A transitive or sometimes called an action verb passes action on to a direct object.
An intransitive verb does not indicate a transfer of action.
A linking verb joins a subject with a word that describes it.
A main verb indicates the primary or principal activity.
An auxiliary verb helps the main verb describe an action or state of being.
A modal verb indicates ability, obligation, permission, or possibility.
Modal verb examples: can, may, must, should, could, might, ought, would.
A finite verb describes a definite and limited action or condition.
A non-finite verb shows an unfinished action or condition.
A ditransitive verb takes two complements, an indirect object and a direct object.
Monotransitive verbs take one complement, usually a direct object.
An intransitive verb does not have any complements. Examples: Fred cried. Sally slept.
A prepositional verb is a multi-word verb consisting of a verb and preposition.
Phrasal-prepositional verbs are multi-word verbs consisting of a verb, adverb and preposition.
Link to additional intermediate English language Parts of Speech Forms and Functions

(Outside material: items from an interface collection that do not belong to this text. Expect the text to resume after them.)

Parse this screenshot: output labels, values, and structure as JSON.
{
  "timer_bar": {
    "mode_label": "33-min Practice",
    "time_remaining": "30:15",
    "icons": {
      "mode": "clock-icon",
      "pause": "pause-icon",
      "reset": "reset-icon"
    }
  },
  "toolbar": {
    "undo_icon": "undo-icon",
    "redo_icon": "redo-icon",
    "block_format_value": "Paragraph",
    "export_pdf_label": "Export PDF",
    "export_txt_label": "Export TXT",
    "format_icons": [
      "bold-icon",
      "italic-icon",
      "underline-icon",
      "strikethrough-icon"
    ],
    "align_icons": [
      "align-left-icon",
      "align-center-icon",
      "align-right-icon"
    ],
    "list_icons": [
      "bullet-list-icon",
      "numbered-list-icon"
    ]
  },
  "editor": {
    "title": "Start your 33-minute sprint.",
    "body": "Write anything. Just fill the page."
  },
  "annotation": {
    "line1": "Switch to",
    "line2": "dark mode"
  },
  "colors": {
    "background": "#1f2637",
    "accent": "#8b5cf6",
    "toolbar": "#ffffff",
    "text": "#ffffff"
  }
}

Thursday, August 8, 2013
English Language Parts of Speech Forms and Functions